• Brief
Where a line of the entries holds the string "header", copy that line.

• Given information
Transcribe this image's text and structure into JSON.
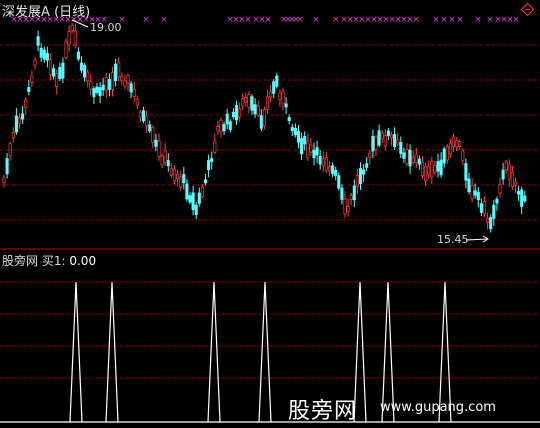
{
  "header": {
    "stock_name": "深发展",
    "flag": "A",
    "period": "(日线)"
  },
  "price_panel": {
    "high_label": "19.00",
    "low_label": "15.45",
    "signal_x_marks": [
      14,
      20,
      26,
      32,
      38,
      44,
      50,
      56,
      62,
      68,
      74,
      80,
      86,
      92,
      98,
      104,
      122,
      146,
      164,
      230,
      236,
      242,
      248,
      256,
      262,
      268,
      284,
      288,
      292,
      296,
      300,
      316,
      336,
      344,
      350,
      356,
      362,
      368,
      374,
      380,
      386,
      392,
      398,
      404,
      410,
      416,
      436,
      444,
      452,
      460,
      478,
      490,
      498,
      504,
      510,
      516
    ]
  },
  "indicator_panel": {
    "name": "股旁网",
    "label": "买1:",
    "value": "0.00",
    "spike_x": [
      76,
      112,
      214,
      265,
      360,
      388,
      445
    ]
  },
  "watermark": {
    "text": "股旁网",
    "site": "www.gupang.com"
  },
  "colors": {
    "up": "#ff3b3b",
    "down": "#54ffff",
    "signal": "#e040e0",
    "grid": "#8b0000",
    "line": "#ffffff"
  }
}
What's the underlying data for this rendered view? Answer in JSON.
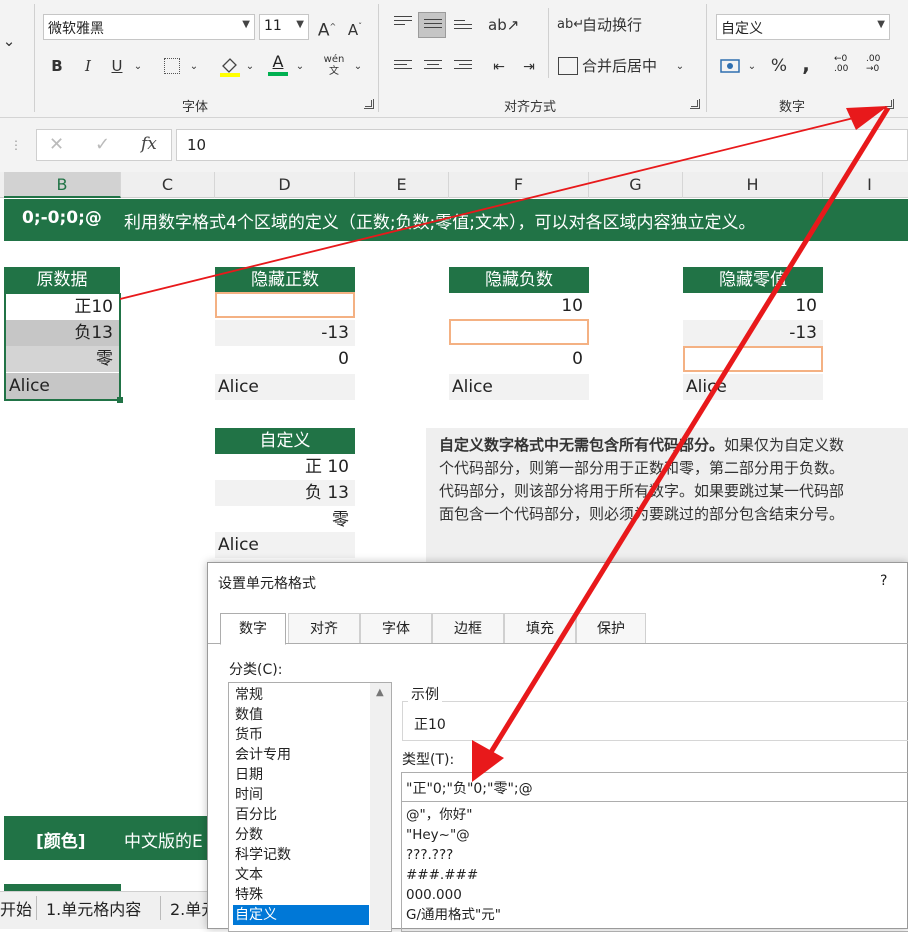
{
  "ribbon": {
    "font_name": "微软雅黑",
    "font_size": "11",
    "grow_font_label": "A",
    "shrink_font_label": "A",
    "bold": "B",
    "italic": "I",
    "underline": "U",
    "font_color_letter": "A",
    "phonetic_label": "wén 文",
    "font_group_label": "字体",
    "wrap_text_label": "自动换行",
    "merge_center_label": "合并后居中",
    "alignment_group_label": "对齐方式",
    "number_format": "自定义",
    "percent": "%",
    "comma": ",",
    "inc_decimal": ".00",
    "dec_decimal": ".00",
    "number_group_label": "数字",
    "collapse_chevron": "⌄",
    "accent_green": "#217346",
    "highlight_orange": "#f4b183",
    "arrow_red": "#e8191b"
  },
  "formula_bar": {
    "cancel": "✕",
    "enter": "✓",
    "fx": "fx",
    "value": "10"
  },
  "columns": [
    "B",
    "C",
    "D",
    "E",
    "F",
    "G",
    "H",
    "I"
  ],
  "banner_top": {
    "code": "0;-0;0;@",
    "text": "利用数字格式4个区域的定义（正数;负数;零值;文本），可以对各区域内容独立定义。"
  },
  "tables": {
    "original": {
      "header": "原数据",
      "rows": [
        "正10",
        "负13",
        "零",
        "Alice"
      ]
    },
    "hide_positive": {
      "header": "隐藏正数",
      "rows": [
        "",
        "-13",
        "0",
        "Alice"
      ]
    },
    "hide_negative": {
      "header": "隐藏负数",
      "rows": [
        "10",
        "",
        "0",
        "Alice"
      ]
    },
    "hide_zero": {
      "header": "隐藏零值",
      "rows": [
        "10",
        "-13",
        "",
        "Alice"
      ]
    },
    "custom": {
      "header": "自定义",
      "rows": [
        "正 10",
        "负 13",
        "零",
        "Alice"
      ]
    }
  },
  "note": {
    "bold": "自定义数字格式中无需包含所有代码部分。",
    "line1": "如果仅为自定义数",
    "line2": "个代码部分，则第一部分用于正数和零，第二部分用于负数。",
    "line3": "代码部分，则该部分将用于所有数字。如果要跳过某一代码部",
    "line4": "面包含一个代码部分，则必须为要跳过的部分包含结束分号。"
  },
  "banner_bottom": {
    "tag": "[颜色]",
    "text": "中文版的E"
  },
  "sheet_tabs": [
    "开始",
    "1.单元格内容",
    "2.单元"
  ],
  "dialog": {
    "title": "设置单元格格式",
    "help": "?",
    "tabs": [
      "数字",
      "对齐",
      "字体",
      "边框",
      "填充",
      "保护"
    ],
    "category_label": "分类(C):",
    "categories": [
      "常规",
      "数值",
      "货币",
      "会计专用",
      "日期",
      "时间",
      "百分比",
      "分数",
      "科学记数",
      "文本",
      "特殊",
      "自定义"
    ],
    "sample_label": "示例",
    "sample_value": "正10",
    "type_label": "类型(T):",
    "type_value": "\"正\"0;\"负\"0;\"零\";@",
    "formats": [
      "@\"，你好\"",
      "\"Hey~\"@",
      "???.???",
      "###.###",
      "000.000",
      "G/通用格式\"元\""
    ]
  }
}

• Output
  "header": {
      "header": "原数据",
      "header": "隐藏正数",
      "header": "隐藏负数",
      "header": "隐藏零值",
      "header": "自定义",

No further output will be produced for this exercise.